Goal of the exercise - What you return must match the listing below word for word.
++++
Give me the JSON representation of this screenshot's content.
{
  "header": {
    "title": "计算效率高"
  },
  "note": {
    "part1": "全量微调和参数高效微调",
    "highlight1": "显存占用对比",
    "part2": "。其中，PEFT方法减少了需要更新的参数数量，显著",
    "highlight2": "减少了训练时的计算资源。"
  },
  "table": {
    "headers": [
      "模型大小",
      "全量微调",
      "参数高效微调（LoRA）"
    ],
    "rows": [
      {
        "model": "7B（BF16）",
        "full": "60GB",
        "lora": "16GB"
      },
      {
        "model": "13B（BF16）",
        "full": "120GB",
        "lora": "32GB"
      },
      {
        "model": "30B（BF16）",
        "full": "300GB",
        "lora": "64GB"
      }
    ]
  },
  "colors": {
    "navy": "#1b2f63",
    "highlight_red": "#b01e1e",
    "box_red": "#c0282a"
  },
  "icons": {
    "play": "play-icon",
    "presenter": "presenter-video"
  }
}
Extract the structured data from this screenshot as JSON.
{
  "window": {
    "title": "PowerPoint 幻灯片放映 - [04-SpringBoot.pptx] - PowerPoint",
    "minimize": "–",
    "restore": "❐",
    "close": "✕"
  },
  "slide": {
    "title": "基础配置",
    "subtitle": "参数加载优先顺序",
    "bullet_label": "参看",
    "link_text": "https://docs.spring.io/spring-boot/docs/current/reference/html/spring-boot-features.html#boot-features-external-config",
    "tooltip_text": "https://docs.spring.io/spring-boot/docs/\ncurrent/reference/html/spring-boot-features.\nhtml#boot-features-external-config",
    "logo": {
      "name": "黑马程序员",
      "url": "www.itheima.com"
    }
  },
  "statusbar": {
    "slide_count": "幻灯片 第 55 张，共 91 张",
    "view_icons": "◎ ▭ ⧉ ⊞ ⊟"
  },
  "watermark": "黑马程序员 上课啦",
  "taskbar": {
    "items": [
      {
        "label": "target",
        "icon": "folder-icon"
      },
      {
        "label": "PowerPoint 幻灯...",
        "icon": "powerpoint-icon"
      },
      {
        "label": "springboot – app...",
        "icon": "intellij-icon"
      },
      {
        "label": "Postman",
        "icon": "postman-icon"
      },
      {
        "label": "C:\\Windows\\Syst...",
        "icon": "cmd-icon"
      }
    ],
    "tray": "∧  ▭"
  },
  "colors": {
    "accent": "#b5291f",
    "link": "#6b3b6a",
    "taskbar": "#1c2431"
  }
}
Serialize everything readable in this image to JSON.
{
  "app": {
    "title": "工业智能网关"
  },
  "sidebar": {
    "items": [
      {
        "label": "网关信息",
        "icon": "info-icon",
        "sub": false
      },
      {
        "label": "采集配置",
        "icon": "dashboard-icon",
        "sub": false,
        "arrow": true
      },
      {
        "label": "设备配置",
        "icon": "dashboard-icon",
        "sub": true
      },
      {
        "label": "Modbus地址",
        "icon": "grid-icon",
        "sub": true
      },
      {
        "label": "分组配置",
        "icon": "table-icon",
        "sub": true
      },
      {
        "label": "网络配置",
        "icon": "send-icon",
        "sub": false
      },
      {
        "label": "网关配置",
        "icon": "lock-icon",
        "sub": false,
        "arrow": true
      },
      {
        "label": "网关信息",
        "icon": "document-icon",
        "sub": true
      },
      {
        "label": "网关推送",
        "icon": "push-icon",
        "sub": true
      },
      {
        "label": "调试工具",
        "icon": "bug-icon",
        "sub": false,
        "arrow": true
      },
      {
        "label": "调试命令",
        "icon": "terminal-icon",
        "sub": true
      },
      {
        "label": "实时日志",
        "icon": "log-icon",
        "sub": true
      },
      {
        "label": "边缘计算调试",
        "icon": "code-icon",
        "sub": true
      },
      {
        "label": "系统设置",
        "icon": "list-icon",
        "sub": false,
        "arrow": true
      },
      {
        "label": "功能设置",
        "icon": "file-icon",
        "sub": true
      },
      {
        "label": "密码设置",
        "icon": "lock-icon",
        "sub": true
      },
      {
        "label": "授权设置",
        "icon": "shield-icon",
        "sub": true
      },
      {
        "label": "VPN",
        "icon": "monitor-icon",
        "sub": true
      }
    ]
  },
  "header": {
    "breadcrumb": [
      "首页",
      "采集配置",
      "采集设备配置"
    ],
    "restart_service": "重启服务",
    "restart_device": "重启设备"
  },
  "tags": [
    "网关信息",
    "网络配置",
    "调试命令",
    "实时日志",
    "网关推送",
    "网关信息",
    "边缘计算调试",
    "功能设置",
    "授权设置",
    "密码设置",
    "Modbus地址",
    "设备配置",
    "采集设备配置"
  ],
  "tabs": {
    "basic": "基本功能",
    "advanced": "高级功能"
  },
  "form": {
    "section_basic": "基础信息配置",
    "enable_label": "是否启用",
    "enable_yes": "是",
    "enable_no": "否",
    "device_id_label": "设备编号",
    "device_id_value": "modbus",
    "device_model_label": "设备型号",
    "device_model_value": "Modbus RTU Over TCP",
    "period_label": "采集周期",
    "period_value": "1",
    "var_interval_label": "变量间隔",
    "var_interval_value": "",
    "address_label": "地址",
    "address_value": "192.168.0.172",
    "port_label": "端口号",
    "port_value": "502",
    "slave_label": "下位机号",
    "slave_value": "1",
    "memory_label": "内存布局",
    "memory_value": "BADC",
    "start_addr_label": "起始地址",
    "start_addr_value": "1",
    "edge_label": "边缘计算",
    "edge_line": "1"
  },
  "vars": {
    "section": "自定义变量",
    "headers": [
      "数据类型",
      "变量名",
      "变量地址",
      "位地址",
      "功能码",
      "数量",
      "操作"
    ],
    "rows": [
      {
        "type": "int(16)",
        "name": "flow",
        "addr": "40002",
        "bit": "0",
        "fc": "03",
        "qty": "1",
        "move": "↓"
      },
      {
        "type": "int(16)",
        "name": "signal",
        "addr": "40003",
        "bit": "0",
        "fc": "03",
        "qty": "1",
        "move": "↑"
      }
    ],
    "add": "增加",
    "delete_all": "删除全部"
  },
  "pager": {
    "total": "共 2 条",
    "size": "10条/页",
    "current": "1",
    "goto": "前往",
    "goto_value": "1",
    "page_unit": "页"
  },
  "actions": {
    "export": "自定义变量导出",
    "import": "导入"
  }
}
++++
Written solution -
Give me the JSON representation of this screenshot's content.
{
  "header": {
    "title": "计算效率高"
  },
  "note": {
    "part1": "全量微调和参数高效微调",
    "highlight1": "显存占用对比",
    "part2": "。其中，PEFT方法减少了需要更新的参数数量，显著",
    "highlight2": "减少了训练时的计算资源。"
  },
  "table": {
    "headers": [
      "模型大小",
      "全量微调",
      "参数高效微调（LoRA）"
    ],
    "rows": [
      {
        "model": "7B（BF16）",
        "full": "60GB",
        "lora": "16GB"
      },
      {
        "model": "13B（BF16）",
        "full": "120GB",
        "lora": "32GB"
      },
      {
        "model": "30B（BF16）",
        "full": "300GB",
        "lora": "64GB"
      }
    ]
  },
  "colors": {
    "navy": "#1b2f63",
    "highlight_red": "#b01e1e",
    "box_red": "#c0282a"
  },
  "icons": {
    "play": "play-icon",
    "presenter": "presenter-video"
  }
}
Extract the structured data from this screenshot as JSON.
{
  "window": {
    "title": "PowerPoint 幻灯片放映 - [04-SpringBoot.pptx] - PowerPoint",
    "minimize": "–",
    "restore": "❐",
    "close": "✕"
  },
  "slide": {
    "title": "基础配置",
    "subtitle": "参数加载优先顺序",
    "bullet_label": "参看",
    "link_text": "https://docs.spring.io/spring-boot/docs/current/reference/html/spring-boot-features.html#boot-features-external-config",
    "tooltip_text": "https://docs.spring.io/spring-boot/docs/\ncurrent/reference/html/spring-boot-features.\nhtml#boot-features-external-config",
    "logo": {
      "name": "黑马程序员",
      "url": "www.itheima.com"
    }
  },
  "statusbar": {
    "slide_count": "幻灯片 第 55 张，共 91 张",
    "view_icons": "◎ ▭ ⧉ ⊞ ⊟"
  },
  "watermark": "黑马程序员 上课啦",
  "taskbar": {
    "items": [
      {
        "label": "target",
        "icon": "folder-icon"
      },
      {
        "label": "PowerPoint 幻灯...",
        "icon": "powerpoint-icon"
      },
      {
        "label": "springboot – app...",
        "icon": "intellij-icon"
      },
      {
        "label": "Postman",
        "icon": "postman-icon"
      },
      {
        "label": "C:\\Windows\\Syst...",
        "icon": "cmd-icon"
      }
    ],
    "tray": "∧  ▭"
  },
  "colors": {
    "accent": "#b5291f",
    "link": "#6b3b6a",
    "taskbar": "#1c2431"
  }
}
Serialize everything readable in this image to JSON.
{
  "app": {
    "title": "工业智能网关"
  },
  "sidebar": {
    "items": [
      {
        "label": "网关信息",
        "icon": "info-icon",
        "sub": false
      },
      {
        "label": "采集配置",
        "icon": "dashboard-icon",
        "sub": false,
        "arrow": true
      },
      {
        "label": "设备配置",
        "icon": "dashboard-icon",
        "sub": true
      },
      {
        "label": "Modbus地址",
        "icon": "grid-icon",
        "sub": true
      },
      {
        "label": "分组配置",
        "icon": "table-icon",
        "sub": true
      },
      {
        "label": "网络配置",
        "icon": "send-icon",
        "sub": false
      },
      {
        "label": "网关配置",
        "icon": "lock-icon",
        "sub": false,
        "arrow": true
      },
      {
        "label": "网关信息",
        "icon": "document-icon",
        "sub": true
      },
      {
        "label": "网关推送",
        "icon": "push-icon",
        "sub": true
      },
      {
        "label": "调试工具",
        "icon": "bug-icon",
        "sub": false,
        "arrow": true
      },
      {
        "label": "调试命令",
        "icon": "terminal-icon",
        "sub": true
      },
      {
        "label": "实时日志",
        "icon": "log-icon",
        "sub": true
      },
      {
        "label": "边缘计算调试",
        "icon": "code-icon",
        "sub": true
      },
      {
        "label": "系统设置",
        "icon": "list-icon",
        "sub": false,
        "arrow": true
      },
      {
        "label": "功能设置",
        "icon": "file-icon",
        "sub": true
      },
      {
        "label": "密码设置",
        "icon": "lock-icon",
        "sub": true
      },
      {
        "label": "授权设置",
        "icon": "shield-icon",
        "sub": true
      },
      {
        "label": "VPN",
        "icon": "monitor-icon",
        "sub": true
      }
    ]
  },
  "header": {
    "breadcrumb": [
      "首页",
      "采集配置",
      "采集设备配置"
    ],
    "restart_service": "重启服务",
    "restart_device": "重启设备"
  },
  "tags": [
    "网关信息",
    "网络配置",
    "调试命令",
    "实时日志",
    "网关推送",
    "网关信息",
    "边缘计算调试",
    "功能设置",
    "授权设置",
    "密码设置",
    "Modbus地址",
    "设备配置",
    "采集设备配置"
  ],
  "tabs": {
    "basic": "基本功能",
    "advanced": "高级功能"
  },
  "form": {
    "section_basic": "基础信息配置",
    "enable_label": "是否启用",
    "enable_yes": "是",
    "enable_no": "否",
    "device_id_label": "设备编号",
    "device_id_value": "modbus",
    "device_model_label": "设备型号",
    "device_model_value": "Modbus RTU Over TCP",
    "period_label": "采集周期",
    "period_value": "1",
    "var_interval_label": "变量间隔",
    "var_interval_value": "",
    "address_label": "地址",
    "address_value": "192.168.0.172",
    "port_label": "端口号",
    "port_value": "502",
    "slave_label": "下位机号",
    "slave_value": "1",
    "memory_label": "内存布局",
    "memory_value": "BADC",
    "start_addr_label": "起始地址",
    "start_addr_value": "1",
    "edge_label": "边缘计算",
    "edge_line": "1"
  },
  "vars": {
    "section": "自定义变量",
    "headers": [
      "数据类型",
      "变量名",
      "变量地址",
      "位地址",
      "功能码",
      "数量",
      "操作"
    ],
    "rows": [
      {
        "type": "int(16)",
        "name": "flow",
        "addr": "40002",
        "bit": "0",
        "fc": "03",
        "qty": "1",
        "move": "↓"
      },
      {
        "type": "int(16)",
        "name": "signal",
        "addr": "40003",
        "bit": "0",
        "fc": "03",
        "qty": "1",
        "move": "↑"
      }
    ],
    "add": "增加",
    "delete_all": "删除全部"
  },
  "pager": {
    "total": "共 2 条",
    "size": "10条/页",
    "current": "1",
    "goto": "前往",
    "goto_value": "1",
    "page_unit": "页"
  },
  "actions": {
    "export": "自定义变量导出",
    "import": "导入"
  }
}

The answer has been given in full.